The Soulful Creations of Asheville’s Hidden Latinx Talents
mitú has teamed up with Explore Asheville to unveil the vibrant tapestry of Latino creativity flourishing in the heart of the Blue Ridge Mountains. Together, we celebrate the diverse talents that make Asheville a true haven for artistic expression.
Latino artists have dazzled the world for decades with authentic and soulful pieces. From Frida Kahlo’s paintings to Fernando Botero’s sculptures, Latinos have surely left their mark across the globe. That’s why it’s no surprise this multicultural talent has made its way to Asheville, North Carolina.
This city in the Blue Ridge Mountains boasts a hub for Latino talent across multiple disciplines, including visual arts, music, architecture, photography, and more.
Here are nine creators and their art you need to follow now.
José Pablo Barreda
This Mexican sculptor is a master both at furniture making and sculpting. Born and raised between Ciudad Juarez and El Paso, Texas, he draws inspiration from nature to work on intricate sculptures of animals that he makes from discarded furniture. Some of his most notable works include “Black Bear,” “Buckhead,” and “American Alligator” from his Chairismatic series.
Luis Alvaro Sahagún
Sahagún uses his various art forms to “confront the palpable inescapability of race, transforming them into acts of cultural reclamation.” Born in Guadalajara, Jalisco, Mexico, he pays homage to his origins through paintings, sculptures, and performances. He is also a curandera’s grandson and practices curanderismo with his art, which he calls “a mystical instrument,” forging a spiritual connection to heal wounds of conquest, colonization, and capitalism. This Asheville-based artisan is also the owner of El Mercadito, a gallery space inside The Refinery.
Known as the lead artist for Buncombe County’s Creative Equity Mural project, Reynalte-Llanco is an illustrator, designer, and muralist based in Asheville. Additionally, her diverse work showcases different aspects of Latinidad, highlighted in stickers, postcards, murals, and more.
Roberto Carlos Lange is creating his own genre of music deep in the Blue Ridge Mountains. The Ecuadorian-born musician is currently one of the most renowned entertainers in Asheville, bringing colorful music, unique soundscapes, and a sound everyone is tuning in to.
This legendary local DJ has been bringing sazón to Asheville for a while. Catch him hosting weekly cumbia nights at Citizen Vinyl or around town at different events featuring Latino music.

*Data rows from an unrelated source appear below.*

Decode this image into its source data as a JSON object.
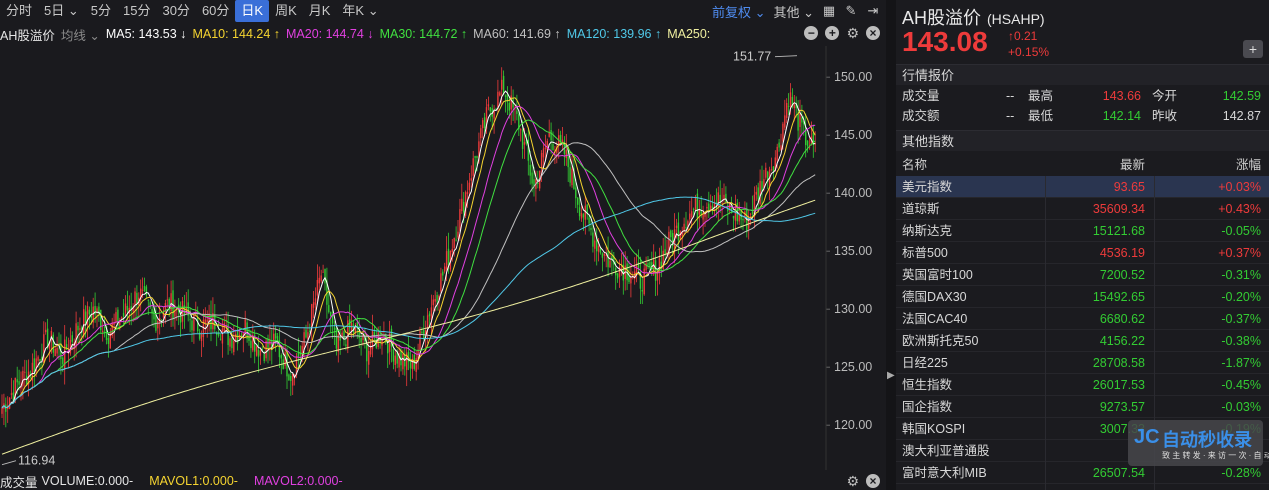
{
  "toolbar": {
    "periods": [
      "分时",
      "5日 ⌄",
      "5分",
      "15分",
      "30分",
      "60分",
      "日K",
      "周K",
      "月K",
      "年K ⌄"
    ],
    "active_period": "日K",
    "adjust": "前复权 ⌄",
    "more": "其他 ⌄"
  },
  "ma_bar": {
    "title": "AH股溢价",
    "avg_label": "均线 ⌄",
    "items": [
      {
        "text": "MA5: 143.53 ↓",
        "color": "#ffffff"
      },
      {
        "text": "MA10: 144.24 ↑",
        "color": "#f5d430"
      },
      {
        "text": "MA20: 144.74 ↓",
        "color": "#e040e0"
      },
      {
        "text": "MA30: 144.72 ↑",
        "color": "#40e040"
      },
      {
        "text": "MA60: 141.69 ↑",
        "color": "#c0c0c0"
      },
      {
        "text": "MA120: 139.96 ↑",
        "color": "#50c8e8"
      },
      {
        "text": "MA250:",
        "color": "#f0f0a0"
      }
    ]
  },
  "chart_data": {
    "type": "candlestick",
    "y_ticks": [
      "150.00",
      "145.00",
      "140.00",
      "135.00",
      "130.00",
      "125.00",
      "120.00"
    ],
    "ylim": [
      117,
      152
    ],
    "high_label": "151.77",
    "low_label": "116.94",
    "colors": {
      "up": "#ee3b3b",
      "down": "#33cc33",
      "ma5": "#ffffff",
      "ma10": "#f5d430",
      "ma20": "#e040e0",
      "ma30": "#40e040",
      "ma60": "#c0c0c0",
      "ma120": "#50c8e8",
      "ma250": "#f0f0a0"
    },
    "anchors": [
      [
        0,
        121.5
      ],
      [
        8,
        123.5
      ],
      [
        16,
        125
      ],
      [
        24,
        127.5
      ],
      [
        32,
        126
      ],
      [
        40,
        128.5
      ],
      [
        48,
        130
      ],
      [
        56,
        128
      ],
      [
        64,
        129.5
      ],
      [
        72,
        131.5
      ],
      [
        80,
        129
      ],
      [
        88,
        130.5
      ],
      [
        96,
        129.5
      ],
      [
        104,
        128.5
      ],
      [
        112,
        129
      ],
      [
        120,
        127.5
      ],
      [
        128,
        128.5
      ],
      [
        136,
        126.5
      ],
      [
        144,
        127
      ],
      [
        152,
        124.5
      ],
      [
        160,
        127.5
      ],
      [
        168,
        133
      ],
      [
        176,
        126.5
      ],
      [
        184,
        128.5
      ],
      [
        192,
        126.5
      ],
      [
        200,
        128
      ],
      [
        208,
        126
      ],
      [
        216,
        125
      ],
      [
        224,
        129.5
      ],
      [
        232,
        133
      ],
      [
        240,
        137.5
      ],
      [
        248,
        142.5
      ],
      [
        256,
        147
      ],
      [
        264,
        149
      ],
      [
        272,
        146
      ],
      [
        280,
        140.5
      ],
      [
        288,
        145
      ],
      [
        296,
        143.5
      ],
      [
        304,
        139
      ],
      [
        312,
        136
      ],
      [
        320,
        134
      ],
      [
        328,
        133.5
      ],
      [
        336,
        132.5
      ],
      [
        344,
        133.5
      ],
      [
        352,
        136
      ],
      [
        360,
        138
      ],
      [
        368,
        139
      ],
      [
        376,
        139.5
      ],
      [
        384,
        138.5
      ],
      [
        392,
        137.5
      ],
      [
        400,
        141
      ],
      [
        408,
        143.5
      ],
      [
        414,
        148.5
      ],
      [
        422,
        145
      ],
      [
        428,
        143.5
      ]
    ],
    "candle_spacing": 1.9
  },
  "volume_bar": {
    "label": "成交量",
    "volume": "VOLUME:0.000-",
    "mavol1": "MAVOL1:0.000-",
    "mavol2": "MAVOL2:0.000-"
  },
  "quote": {
    "name": "AH股溢价",
    "code": "(HSAHP)",
    "price": "143.08",
    "change": "0.21",
    "change_pct": "+0.15%"
  },
  "market_section": {
    "title": "行情报价",
    "rows": [
      {
        "l1": "成交量",
        "v1": "--",
        "l2": "最高",
        "v2": "143.66",
        "v2color": "up",
        "l3": "今开",
        "v3": "142.59",
        "v3color": "down"
      },
      {
        "l1": "成交额",
        "v1": "--",
        "l2": "最低",
        "v2": "142.14",
        "v2color": "down",
        "l3": "昨收",
        "v3": "142.87",
        "v3color": "neutral"
      }
    ]
  },
  "index_section": {
    "title": "其他指数",
    "col_name": "名称",
    "col_latest": "最新",
    "col_pct": "涨幅",
    "rows": [
      {
        "name": "美元指数",
        "latest": "93.65",
        "pct": "+0.03%",
        "dir": "up"
      },
      {
        "name": "道琼斯",
        "latest": "35609.34",
        "pct": "+0.43%",
        "dir": "up"
      },
      {
        "name": "纳斯达克",
        "latest": "15121.68",
        "pct": "-0.05%",
        "dir": "down"
      },
      {
        "name": "标普500",
        "latest": "4536.19",
        "pct": "+0.37%",
        "dir": "up"
      },
      {
        "name": "英国富时100",
        "latest": "7200.52",
        "pct": "-0.31%",
        "dir": "down"
      },
      {
        "name": "德国DAX30",
        "latest": "15492.65",
        "pct": "-0.20%",
        "dir": "down"
      },
      {
        "name": "法国CAC40",
        "latest": "6680.62",
        "pct": "-0.37%",
        "dir": "down"
      },
      {
        "name": "欧洲斯托克50",
        "latest": "4156.22",
        "pct": "-0.38%",
        "dir": "down"
      },
      {
        "name": "日经225",
        "latest": "28708.58",
        "pct": "-1.87%",
        "dir": "down"
      },
      {
        "name": "恒生指数",
        "latest": "26017.53",
        "pct": "-0.45%",
        "dir": "down"
      },
      {
        "name": "国企指数",
        "latest": "9273.57",
        "pct": "-0.03%",
        "dir": "down"
      },
      {
        "name": "韩国KOSPI",
        "latest": "3007.33",
        "pct": "-0.19%",
        "dir": "down"
      },
      {
        "name": "澳大利亚普通股",
        "latest": "",
        "pct": "",
        "dir": "down"
      },
      {
        "name": "富时意大利MIB",
        "latest": "26507.54",
        "pct": "-0.28%",
        "dir": "down"
      }
    ]
  },
  "watermark": {
    "logo": "JC",
    "title": "自动秒收录",
    "subtitle": "致 主 转 发 · 来 访 一 次 · 自 动 收 录"
  }
}
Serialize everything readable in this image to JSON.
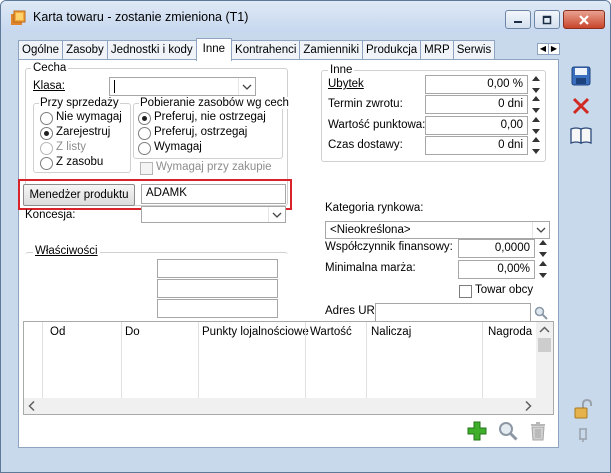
{
  "window": {
    "title": "Karta towaru - zostanie zmieniona (T1)"
  },
  "tabs": [
    "Ogólne",
    "Zasoby",
    "Jednostki i kody",
    "Inne",
    "Kontrahenci",
    "Zamienniki",
    "Produkcja",
    "MRP",
    "Serwis"
  ],
  "cecha": {
    "group_label": "Cecha",
    "klasa_label": "Klasa:",
    "klasa_value": ""
  },
  "przy_sprzedazy": {
    "group_label": "Przy sprzedaży",
    "options": [
      "Nie wymagaj",
      "Zarejestruj",
      "Z listy",
      "Z zasobu"
    ],
    "selected": "Zarejestruj"
  },
  "pobieranie": {
    "group_label": "Pobieranie zasobów wg cech",
    "options": [
      "Preferuj, nie ostrzegaj",
      "Preferuj, ostrzegaj",
      "Wymagaj"
    ],
    "selected": "Preferuj, nie ostrzegaj",
    "wymagaj_przy_zakupie": "Wymagaj przy zakupie"
  },
  "menedzer": {
    "button_label": "Menedżer produktu",
    "value": "ADAMK"
  },
  "koncesja": {
    "label": "Koncesja:",
    "value": ""
  },
  "wlasciwosci": {
    "label": "Właściwości"
  },
  "inne": {
    "group_label": "Inne",
    "ubytek_label": "Ubytek",
    "ubytek_value": "0,00 %",
    "termin_label": "Termin zwrotu:",
    "termin_value": "0 dni",
    "wartosc_label": "Wartość punktowa:",
    "wartosc_value": "0,00",
    "czas_label": "Czas dostawy:",
    "czas_value": "0 dni"
  },
  "kategoria": {
    "label": "Kategoria rynkowa:",
    "value": "<Nieokreślona>"
  },
  "wspolczynnik": {
    "label": "Współczynnik finansowy:",
    "value": "0,0000"
  },
  "marza": {
    "label": "Minimalna marża:",
    "value": "0,00%"
  },
  "towar_obcy": {
    "label": "Towar obcy"
  },
  "adres_url": {
    "label": "Adres URL:",
    "value": ""
  },
  "grid": {
    "columns": [
      "Od",
      "Do",
      "Punkty lojalnościowe",
      "Wartość",
      "Naliczaj",
      "Nagroda"
    ]
  },
  "colors": {
    "highlight": "#d9232b",
    "window_bg": "#c9d9ec"
  }
}
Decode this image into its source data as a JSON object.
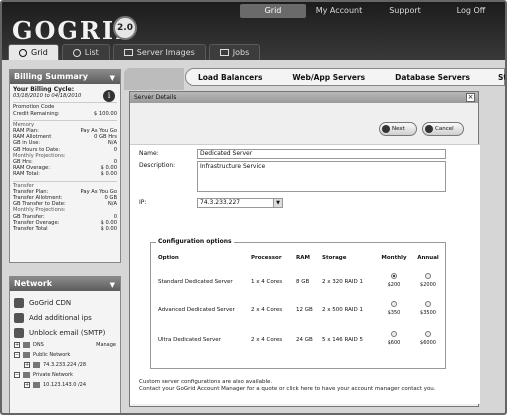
{
  "header": {
    "logo": "GOGRID",
    "logo_badge": "2.0",
    "nav": [
      "Grid",
      "My Account",
      "Support",
      "Log Off"
    ],
    "tabs": [
      "Grid",
      "List",
      "Server Images",
      "Jobs"
    ]
  },
  "billing": {
    "title": "Billing Summary",
    "cycle_label": "Your Billing Cycle:",
    "cycle_range": "03/18/2010 to 04/18/2010",
    "promo_label": "Promotion Code",
    "credit_label": "Credit Remaining:",
    "credit_value": "$ 100.00",
    "memory_label": "Memory",
    "ram_plan_label": "RAM Plan:",
    "ram_plan_value": "Pay As You Go",
    "ram_allot_label": "RAM Allotment",
    "ram_allot_value": "0 GB Hrs",
    "gb_inuse_label": "GB in Use:",
    "gb_inuse_value": "N/A",
    "gb_hours_label": "GB Hours to Date:",
    "gb_hours_value": "0",
    "monthly_proj": "Monthly Projections:",
    "gb_hrs_label": "GB Hrs:",
    "gb_hrs_value": "0",
    "ram_overage_label": "RAM Overage:",
    "ram_overage_value": "$ 0.00",
    "ram_total_label": "RAM Total:",
    "ram_total_value": "$ 0.00",
    "transfer_label": "Transfer",
    "tr_plan_label": "Transfer Plan:",
    "tr_plan_value": "Pay As You Go",
    "tr_allot_label": "Transfer Allotment:",
    "tr_allot_value": "0 GB",
    "gb_tr_label": "GB Transfer to Date:",
    "gb_tr_value": "N/A",
    "monthly_proj2": "Monthly Projections:",
    "gb_transfer_label": "GB Transfer:",
    "gb_transfer_value": "0",
    "tr_overage_label": "Transfer Overage:",
    "tr_overage_value": "$ 0.00",
    "tr_total_label": "Transfer Total",
    "tr_total_value": "$ 0.00"
  },
  "network": {
    "title": "Network",
    "items": [
      "GoGrid CDN",
      "Add additional ips",
      "Unblock email (SMTP)"
    ],
    "tree": {
      "dns": "DNS",
      "manage": "Manage",
      "public": "Public Network",
      "public_ip": "74.3.233.224 /28",
      "private": "Private Network",
      "private_ip": "10.123.143.0 /24"
    }
  },
  "subtabs": [
    "Load Balancers",
    "Web/App Servers",
    "Database Servers",
    "Storage"
  ],
  "dialog": {
    "title": "Server Details",
    "next": "Next",
    "cancel": "Cancel",
    "name_label": "Name:",
    "name_value": "Dedicated Server",
    "desc_label": "Description:",
    "desc_value": "Infrastructure Service",
    "ip_label": "IP:",
    "ip_value": "74.3.233.227",
    "config_title": "Configuration options",
    "columns": [
      "Option",
      "Processor",
      "RAM",
      "Storage",
      "Monthly",
      "Annual"
    ],
    "rows": [
      {
        "option": "Standard Dedicated Server",
        "proc": "1 x 4 Cores",
        "ram": "8 GB",
        "storage": "2 x 320 RAID 1",
        "monthly": "$200",
        "annual": "$2000",
        "monthly_selected": true
      },
      {
        "option": "Advanced Dedicated Server",
        "proc": "2 x 4 Cores",
        "ram": "12 GB",
        "storage": "2 x 500 RAID 1",
        "monthly": "$350",
        "annual": "$3500",
        "monthly_selected": false
      },
      {
        "option": "Ultra Dedicated Server",
        "proc": "2 x 4 Cores",
        "ram": "24 GB",
        "storage": "5 x 146 RAID 5",
        "monthly": "$600",
        "annual": "$6000",
        "monthly_selected": false
      }
    ],
    "footer_1": "Custom server configurations are also available.",
    "footer_2": "Contact your GoGrid Account Manager for a quote or click here to have your account manager contact you."
  }
}
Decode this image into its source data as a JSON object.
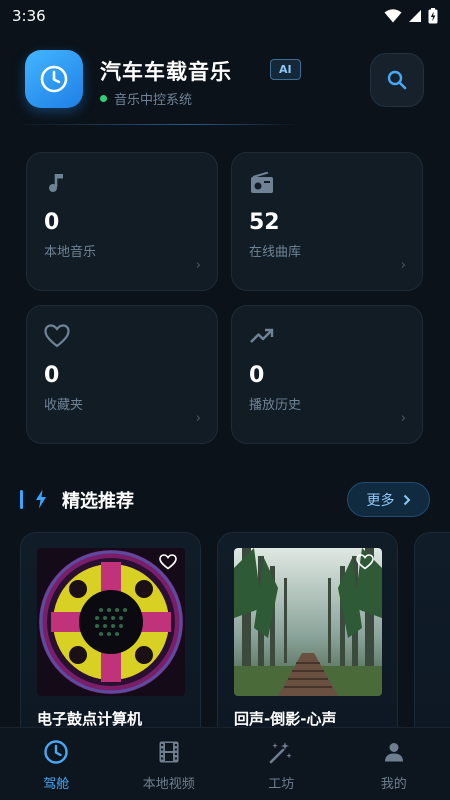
{
  "status_bar": {
    "time": "3:36"
  },
  "header": {
    "title": "汽车车载音乐",
    "badge": "AI",
    "subtitle": "音乐中控系统"
  },
  "stats": [
    {
      "icon": "music-note-icon",
      "value": "0",
      "label": "本地音乐"
    },
    {
      "icon": "radio-icon",
      "value": "52",
      "label": "在线曲库"
    },
    {
      "icon": "heart-icon",
      "value": "0",
      "label": "收藏夹"
    },
    {
      "icon": "trending-up-icon",
      "value": "0",
      "label": "播放历史"
    }
  ],
  "section": {
    "title": "精选推荐",
    "more_label": "更多"
  },
  "recommendations": [
    {
      "title": "电子鼓点计算机"
    },
    {
      "title": "回声-倒影-心声"
    }
  ],
  "tabs": [
    {
      "label": "驾舱",
      "icon": "clock-icon",
      "active": true
    },
    {
      "label": "本地视频",
      "icon": "film-icon",
      "active": false
    },
    {
      "label": "工坊",
      "icon": "magic-wand-icon",
      "active": false
    },
    {
      "label": "我的",
      "icon": "person-icon",
      "active": false
    }
  ],
  "colors": {
    "background": "#0b1219",
    "accent": "#49a8f5",
    "online_dot": "#2ed178"
  }
}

This Argentine-American artist is using plants as her medium. A landscape architect by training, Mayer supplies and sells house plants at cafes all around Asheville, including All Day Darling, Farewell, Taco Boy, Citizen Vinyl, and more. Her business, Rosarina, gets its namesake in honor of Rosario, Argentina, where her family originates.
This artist creates things that are both beautiful and delicious. The Argentine photographer is also the founder of Folk Saints dulce de leche, a new venture she claims has brought her closer to her region of San Juan in Argentina. The name comes from Deolinda Correa, a “folk saint” of her hometown. You can find these creamy concoctions at various restaurants and OWL Bakery.
According to Max Segovia, sustainable design is the “art of relating to the landscape and uncovering its potential and limitations.” This Uruguayan local permaculture gardener founded Grow A Food Forest, a leading ecological design for households in Asheville that provides food and nourishment to its owners while preserving the landscape.
This Chilean architect and artist is passionate about sharing his modern, sustainable designs with residences across Asheville. Blending permaculture and natural ecosystems, Santander views each home as a place that can be both “beautiful and sustainable” with a unique expression.
Visit exploreasheville.com for more!